Arctic sunset

The Arctic is hotter than ever, according to the US National Oceanic and Atmospheric Administration’s annual report. The report contains data from 61 scientists in 11 countries. They noticed a massive decline in sea ice and snow.

Arctic ice melting
The Arctic ice melting

The Arctic report card is a timely and peer-reviewed source for clear, reliable, and concise environmental information on the current state of different components of the Arctic environmental system relative to historical records. It has been issued annually since 2006. This year’s report card was released at the American Geophysical Union fall meeting in San Francisco.

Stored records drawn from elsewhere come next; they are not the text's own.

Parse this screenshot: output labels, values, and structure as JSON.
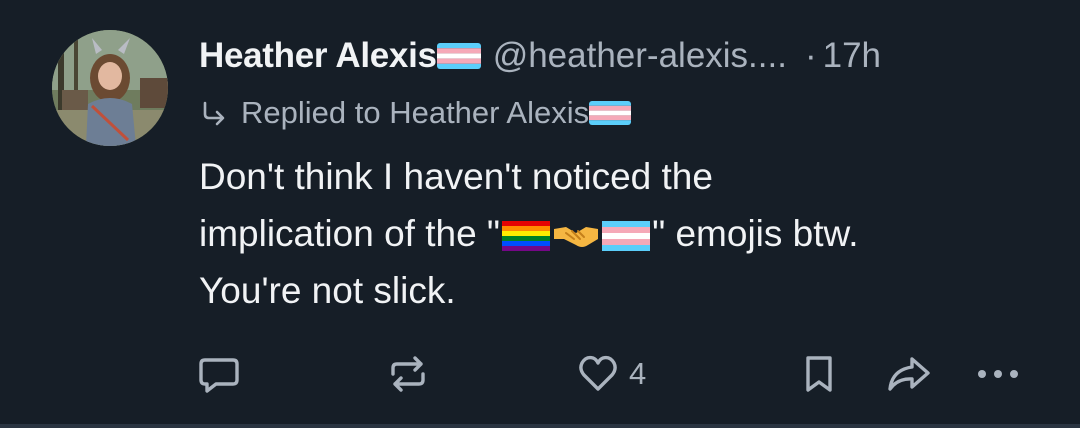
{
  "post": {
    "author": {
      "display_name": "Heather Alexis",
      "handle": "@heather-alexis....",
      "avatar_icon": "profile-photo"
    },
    "separator": "·",
    "time": "17h",
    "reply": {
      "label": "Replied to Heather Alexis"
    },
    "body": {
      "line1": "Don't think I haven't noticed the",
      "line2_before": "implication of the \"",
      "line2_after": "\" emojis btw.",
      "line3": "You're not slick.",
      "emojis": [
        "rainbow-flag",
        "handshake",
        "transgender-flag"
      ]
    },
    "actions": {
      "reply_icon": "speech-bubble-icon",
      "repost_icon": "repost-icon",
      "like_icon": "heart-icon",
      "like_count": "4",
      "bookmark_icon": "bookmark-icon",
      "share_icon": "share-arrow-icon",
      "more_label": "•••"
    }
  },
  "colors": {
    "background": "#161e27",
    "text_primary": "#f1f3f5",
    "text_secondary": "#aab3be",
    "trans_blue": "#5bcefa",
    "trans_pink": "#f5a9b8"
  }
}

Key Findings

  • Temperature: Annual average surface air temperature over land was 6.3 degrees Fahrenheit warmer than at the start of the 20th century. It is warming at twice the rate of global temperatures. Part of this extreme was due to especially warm air coming in from the south during the winter of 2016.
  • Sea Ice: The Arctic has minimum sea ice extant at the end of summer — 33% below the long-term average. It is the second-lowest amount during the official Arctic report card period.
  • Snow Cover: The Arctic ice pack is more vulnerable to summer melting than the thicker, stronger ice pack of the 80s. With less ice coverage, there is more solar heating throughout much of the Arctic Ocean and adjacent seas. This causes ocean photosynthesis to increase, which changes the basis of the food chain; whole ecosystems can be disrupted as a result.
  • Greenland ice sheet: The Greenland ice sheet continued to lose mass in 2016. In 37 years of Greenland ice sheet observations, only one year had an earlier onset of spring melting than 2016.
  • Ocean acidification: The ocean is more vulnerable to ocean acidification, a process driven by the ocean’s intake of increased human-caused carbon dioxide emissions.
  • Carbon: The warming tundra is now releasing more carbon into the atmosphere than it is taking in.

Jeremy Mathis, director of NOAA’s Research Program, said, “Rarely have we seen the Arctic show a clearer, stronger or more pronounced signal of persistent warming and its cascading effects on the environment than this year.” NOAA’s Report Card points to global warming as the cause.